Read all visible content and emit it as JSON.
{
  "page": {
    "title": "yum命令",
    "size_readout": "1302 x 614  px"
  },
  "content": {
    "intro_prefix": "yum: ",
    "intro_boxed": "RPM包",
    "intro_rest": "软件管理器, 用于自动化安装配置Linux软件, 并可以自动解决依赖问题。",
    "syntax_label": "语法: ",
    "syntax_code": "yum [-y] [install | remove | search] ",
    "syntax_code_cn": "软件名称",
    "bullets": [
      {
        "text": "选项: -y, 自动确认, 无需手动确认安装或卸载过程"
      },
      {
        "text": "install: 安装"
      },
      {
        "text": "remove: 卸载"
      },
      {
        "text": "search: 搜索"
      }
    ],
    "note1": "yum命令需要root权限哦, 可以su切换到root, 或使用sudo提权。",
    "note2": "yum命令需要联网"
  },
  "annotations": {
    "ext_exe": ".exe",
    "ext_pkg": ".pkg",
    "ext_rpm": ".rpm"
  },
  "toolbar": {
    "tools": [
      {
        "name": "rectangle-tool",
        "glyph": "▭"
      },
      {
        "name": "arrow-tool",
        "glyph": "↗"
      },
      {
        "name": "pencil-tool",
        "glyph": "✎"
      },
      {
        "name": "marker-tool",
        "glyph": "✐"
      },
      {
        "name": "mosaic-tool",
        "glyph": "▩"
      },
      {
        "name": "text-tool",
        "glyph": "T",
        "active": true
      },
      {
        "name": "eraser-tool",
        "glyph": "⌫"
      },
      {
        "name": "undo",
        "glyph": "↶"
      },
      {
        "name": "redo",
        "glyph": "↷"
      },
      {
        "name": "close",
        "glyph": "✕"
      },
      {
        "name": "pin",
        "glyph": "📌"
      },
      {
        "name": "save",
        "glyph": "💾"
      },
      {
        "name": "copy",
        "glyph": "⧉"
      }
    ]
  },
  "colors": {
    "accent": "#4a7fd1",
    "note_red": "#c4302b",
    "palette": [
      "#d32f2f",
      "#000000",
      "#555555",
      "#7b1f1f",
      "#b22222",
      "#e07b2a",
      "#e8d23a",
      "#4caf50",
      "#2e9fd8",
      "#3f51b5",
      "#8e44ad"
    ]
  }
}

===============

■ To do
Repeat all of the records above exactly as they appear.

■ Exercise output
Read all visible content and emit it as JSON.
{
  "page": {
    "title": "yum命令",
    "size_readout": "1302 x 614  px"
  },
  "content": {
    "intro_prefix": "yum: ",
    "intro_boxed": "RPM包",
    "intro_rest": "软件管理器, 用于自动化安装配置Linux软件, 并可以自动解决依赖问题。",
    "syntax_label": "语法: ",
    "syntax_code": "yum [-y] [install | remove | search] ",
    "syntax_code_cn": "软件名称",
    "bullets": [
      {
        "text": "选项: -y, 自动确认, 无需手动确认安装或卸载过程"
      },
      {
        "text": "install: 安装"
      },
      {
        "text": "remove: 卸载"
      },
      {
        "text": "search: 搜索"
      }
    ],
    "note1": "yum命令需要root权限哦, 可以su切换到root, 或使用sudo提权。",
    "note2": "yum命令需要联网"
  },
  "annotations": {
    "ext_exe": ".exe",
    "ext_pkg": ".pkg",
    "ext_rpm": ".rpm"
  },
  "toolbar": {
    "tools": [
      {
        "name": "rectangle-tool",
        "glyph": "▭"
      },
      {
        "name": "arrow-tool",
        "glyph": "↗"
      },
      {
        "name": "pencil-tool",
        "glyph": "✎"
      },
      {
        "name": "marker-tool",
        "glyph": "✐"
      },
      {
        "name": "mosaic-tool",
        "glyph": "▩"
      },
      {
        "name": "text-tool",
        "glyph": "T",
        "active": true
      },
      {
        "name": "eraser-tool",
        "glyph": "⌫"
      },
      {
        "name": "undo",
        "glyph": "↶"
      },
      {
        "name": "redo",
        "glyph": "↷"
      },
      {
        "name": "close",
        "glyph": "✕"
      },
      {
        "name": "pin",
        "glyph": "📌"
      },
      {
        "name": "save",
        "glyph": "💾"
      },
      {
        "name": "copy",
        "glyph": "⧉"
      }
    ]
  },
  "colors": {
    "accent": "#4a7fd1",
    "note_red": "#c4302b",
    "palette": [
      "#d32f2f",
      "#000000",
      "#555555",
      "#7b1f1f",
      "#b22222",
      "#e07b2a",
      "#e8d23a",
      "#4caf50",
      "#2e9fd8",
      "#3f51b5",
      "#8e44ad"
    ]
  }
}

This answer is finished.